Recorded data START
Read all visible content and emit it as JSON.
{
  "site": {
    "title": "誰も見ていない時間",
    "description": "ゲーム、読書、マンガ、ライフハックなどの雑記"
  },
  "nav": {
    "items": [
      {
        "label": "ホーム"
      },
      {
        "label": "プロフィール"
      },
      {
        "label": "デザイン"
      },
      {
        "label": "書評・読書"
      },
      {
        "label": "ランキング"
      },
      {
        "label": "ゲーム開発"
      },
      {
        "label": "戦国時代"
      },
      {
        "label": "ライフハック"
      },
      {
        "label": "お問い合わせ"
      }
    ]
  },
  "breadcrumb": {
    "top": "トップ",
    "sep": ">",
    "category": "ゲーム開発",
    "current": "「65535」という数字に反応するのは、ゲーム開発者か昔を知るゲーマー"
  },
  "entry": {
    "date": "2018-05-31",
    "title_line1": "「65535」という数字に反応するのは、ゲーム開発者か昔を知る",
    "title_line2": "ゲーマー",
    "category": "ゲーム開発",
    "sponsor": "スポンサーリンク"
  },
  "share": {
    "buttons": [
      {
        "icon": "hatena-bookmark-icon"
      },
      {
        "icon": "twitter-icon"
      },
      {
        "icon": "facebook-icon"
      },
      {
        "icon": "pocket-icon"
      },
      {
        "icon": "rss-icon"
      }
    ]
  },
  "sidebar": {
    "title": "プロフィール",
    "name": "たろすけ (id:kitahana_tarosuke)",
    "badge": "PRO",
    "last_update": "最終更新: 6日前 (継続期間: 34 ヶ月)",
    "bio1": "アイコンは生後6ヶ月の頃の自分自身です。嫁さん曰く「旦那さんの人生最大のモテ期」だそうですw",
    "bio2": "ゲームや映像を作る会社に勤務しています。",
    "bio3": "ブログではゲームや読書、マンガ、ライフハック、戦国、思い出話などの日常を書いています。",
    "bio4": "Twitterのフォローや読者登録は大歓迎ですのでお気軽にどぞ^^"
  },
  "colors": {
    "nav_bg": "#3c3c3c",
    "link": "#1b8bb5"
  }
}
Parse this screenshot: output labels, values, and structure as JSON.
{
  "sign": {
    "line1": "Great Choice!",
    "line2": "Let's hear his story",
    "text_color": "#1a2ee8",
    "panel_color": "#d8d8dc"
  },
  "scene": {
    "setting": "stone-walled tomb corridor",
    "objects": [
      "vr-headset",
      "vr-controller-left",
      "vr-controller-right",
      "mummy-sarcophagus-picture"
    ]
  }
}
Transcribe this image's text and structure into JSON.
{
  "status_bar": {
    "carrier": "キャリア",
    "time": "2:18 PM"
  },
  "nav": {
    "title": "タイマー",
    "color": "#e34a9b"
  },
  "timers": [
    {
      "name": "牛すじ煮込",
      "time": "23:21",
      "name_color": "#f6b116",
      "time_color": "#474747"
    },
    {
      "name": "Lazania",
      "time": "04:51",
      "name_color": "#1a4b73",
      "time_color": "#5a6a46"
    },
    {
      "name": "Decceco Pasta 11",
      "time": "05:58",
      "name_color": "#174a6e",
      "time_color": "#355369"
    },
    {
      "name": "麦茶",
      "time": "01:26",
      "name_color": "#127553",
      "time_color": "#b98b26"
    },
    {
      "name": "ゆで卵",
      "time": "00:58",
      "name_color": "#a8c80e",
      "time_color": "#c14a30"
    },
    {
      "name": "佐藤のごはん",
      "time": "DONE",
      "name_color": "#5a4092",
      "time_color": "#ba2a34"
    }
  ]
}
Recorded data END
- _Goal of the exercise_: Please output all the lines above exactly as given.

- _Result of the exercise_:
Read all visible content and emit it as JSON.
{
  "site": {
    "title": "誰も見ていない時間",
    "description": "ゲーム、読書、マンガ、ライフハックなどの雑記"
  },
  "nav": {
    "items": [
      {
        "label": "ホーム"
      },
      {
        "label": "プロフィール"
      },
      {
        "label": "デザイン"
      },
      {
        "label": "書評・読書"
      },
      {
        "label": "ランキング"
      },
      {
        "label": "ゲーム開発"
      },
      {
        "label": "戦国時代"
      },
      {
        "label": "ライフハック"
      },
      {
        "label": "お問い合わせ"
      }
    ]
  },
  "breadcrumb": {
    "top": "トップ",
    "sep": ">",
    "category": "ゲーム開発",
    "current": "「65535」という数字に反応するのは、ゲーム開発者か昔を知るゲーマー"
  },
  "entry": {
    "date": "2018-05-31",
    "title_line1": "「65535」という数字に反応するのは、ゲーム開発者か昔を知る",
    "title_line2": "ゲーマー",
    "category": "ゲーム開発",
    "sponsor": "スポンサーリンク"
  },
  "share": {
    "buttons": [
      {
        "icon": "hatena-bookmark-icon"
      },
      {
        "icon": "twitter-icon"
      },
      {
        "icon": "facebook-icon"
      },
      {
        "icon": "pocket-icon"
      },
      {
        "icon": "rss-icon"
      }
    ]
  },
  "sidebar": {
    "title": "プロフィール",
    "name": "たろすけ (id:kitahana_tarosuke)",
    "badge": "PRO",
    "last_update": "最終更新: 6日前 (継続期間: 34 ヶ月)",
    "bio1": "アイコンは生後6ヶ月の頃の自分自身です。嫁さん曰く「旦那さんの人生最大のモテ期」だそうですw",
    "bio2": "ゲームや映像を作る会社に勤務しています。",
    "bio3": "ブログではゲームや読書、マンガ、ライフハック、戦国、思い出話などの日常を書いています。",
    "bio4": "Twitterのフォローや読者登録は大歓迎ですのでお気軽にどぞ^^"
  },
  "colors": {
    "nav_bg": "#3c3c3c",
    "link": "#1b8bb5"
  }
}
Parse this screenshot: output labels, values, and structure as JSON.
{
  "sign": {
    "line1": "Great Choice!",
    "line2": "Let's hear his story",
    "text_color": "#1a2ee8",
    "panel_color": "#d8d8dc"
  },
  "scene": {
    "setting": "stone-walled tomb corridor",
    "objects": [
      "vr-headset",
      "vr-controller-left",
      "vr-controller-right",
      "mummy-sarcophagus-picture"
    ]
  }
}
Transcribe this image's text and structure into JSON.
{
  "status_bar": {
    "carrier": "キャリア",
    "time": "2:18 PM"
  },
  "nav": {
    "title": "タイマー",
    "color": "#e34a9b"
  },
  "timers": [
    {
      "name": "牛すじ煮込",
      "time": "23:21",
      "name_color": "#f6b116",
      "time_color": "#474747"
    },
    {
      "name": "Lazania",
      "time": "04:51",
      "name_color": "#1a4b73",
      "time_color": "#5a6a46"
    },
    {
      "name": "Decceco Pasta 11",
      "time": "05:58",
      "name_color": "#174a6e",
      "time_color": "#355369"
    },
    {
      "name": "麦茶",
      "time": "01:26",
      "name_color": "#127553",
      "time_color": "#b98b26"
    },
    {
      "name": "ゆで卵",
      "time": "00:58",
      "name_color": "#a8c80e",
      "time_color": "#c14a30"
    },
    {
      "name": "佐藤のごはん",
      "time": "DONE",
      "name_color": "#5a4092",
      "time_color": "#ba2a34"
    }
  ]
}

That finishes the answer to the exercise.